The advantage of using an on-line RSS reader, as opposed to one which collates RSS feed subscriptions in an off-line reader, such as Mozilla ‘Thunderbird’ or Apple’s ‘Mail’, is that a user can log into their subscriptions page from any machine, anywhere in world which is connected to the internet.
This second method of re-diffusion is also useful in terms of expanding your readership, because it’s more likely that your page rankings with major search engines, such as Yahoo! and Google, will climb higher by your blog receiving incoming links from other big sites, than if it only receives incoming links from a few other similarly low ranking sites–although paradoxically if many such smaller sites banded together and linking to lots of articles on your site, this would have significantly more impact on your page ranking than if only one or two large sites linked to only one or two of your articles.
Feed me, see moreAll RSS feeds are not created equally. Without going too deep into the technicalities and politics of it, suffice to say the term RSS is one which several rival systems and methods of syndicating content have vied for the right to call their own over the years. Predictably this has led to some incompatibilities which, although largely ironed out (or papered over) by amendments here and collaborations there, for some very complicated reasons it’s a good idea to clean up the XML in your feed.
The only service I’ve ever used to do this, is feedburner.com. Simply put feedburner reads your RSS feed and parses it in such a way that enables you to control how your content is redistributed, without worrying about being compliant with the various flavours of RSS / Atom.
somewhat WAY beyond the scope of what I wanted this article to be about to list all of the reasons why it’s a good thing to use feedburner, but suffice to say the following are among the main reasons why signing up for their free service is recommended. You should also read up on the many articles available on their help forums, which will help you understand how RSS can help your site branch out even further.
- SmartCast – “..adds elements required for a richer, more detailed listing in iTunes Podcast Directory and sites using Yahoo Media RSS.”
- FeedFlare – Adds “e-mail this” and other quick link buttons for your readers to add your content to social bookmarking sites. Also includes easy ways of marking any licence restrictions you want to highlight on your content, such as Creative Commons.
- PingShot – Automatically notify all of the major blog indexing services when new content is available in your feed.

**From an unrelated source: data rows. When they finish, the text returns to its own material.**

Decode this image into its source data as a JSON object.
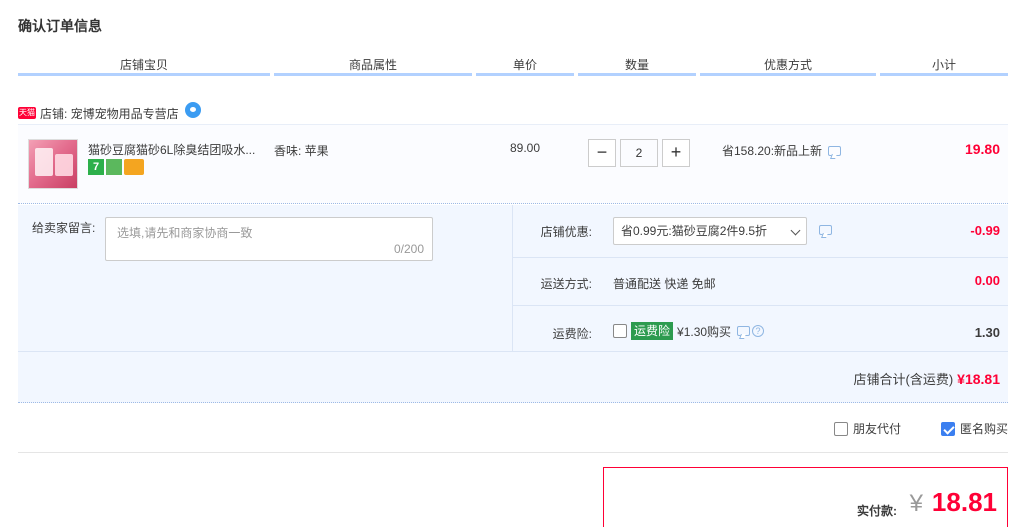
{
  "page": {
    "title": "确认订单信息"
  },
  "columns": [
    "店铺宝贝",
    "商品属性",
    "单价",
    "数量",
    "优惠方式",
    "小计"
  ],
  "shop": {
    "tmall_badge": "天猫",
    "label": "店铺: 宠博宠物用品专营店"
  },
  "item": {
    "title": "猫砂豆腐猫砂6L除臭结团吸水...",
    "attribute": "香味: 苹果",
    "price": "89.00",
    "quantity": "2",
    "minus": "−",
    "plus": "+",
    "promotion": "省158.20:新品上新",
    "subtotal": "19.80",
    "badges": {
      "seven": "7"
    }
  },
  "message": {
    "label": "给卖家留言:",
    "placeholder": "选填,请先和商家协商一致",
    "counter": "0/200"
  },
  "shop_discount": {
    "label": "店铺优惠:",
    "selected": "省0.99元:猫砂豆腐2件9.5折",
    "amount": "-0.99"
  },
  "shipping": {
    "label": "运送方式:",
    "value": "普通配送 快递 免邮",
    "amount": "0.00"
  },
  "insurance": {
    "label": "运费险:",
    "tag": "运费险",
    "price": "¥1.30购买",
    "amount": "1.30"
  },
  "shop_total": {
    "label": "店铺合计(含运费)",
    "amount": "¥18.81"
  },
  "options": {
    "friend_pay": "朋友代付",
    "anonymous": "匿名购买",
    "anonymous_checked": true
  },
  "payment": {
    "label": "实付款:",
    "currency": "¥",
    "amount": "18.81"
  },
  "colors": {
    "accent_red": "#ff0036",
    "header_line": "#b2d1ff",
    "panel_bg": "#f2f7ff"
  }
}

I hope that’s a decent primer on some of the tools I’ve used to clamber up the rankings. NOT that I am some sort of über-blogger with a billion million hits. I’m not saying that–but without wanting to blow my own trumpet (even though I am somewhat breaking my own rule of never blogging about blogging) I have done rather well in the last 3 months or so–and I enjoy passing on what I learn, as I learn it–and that’s what blogging is really all about.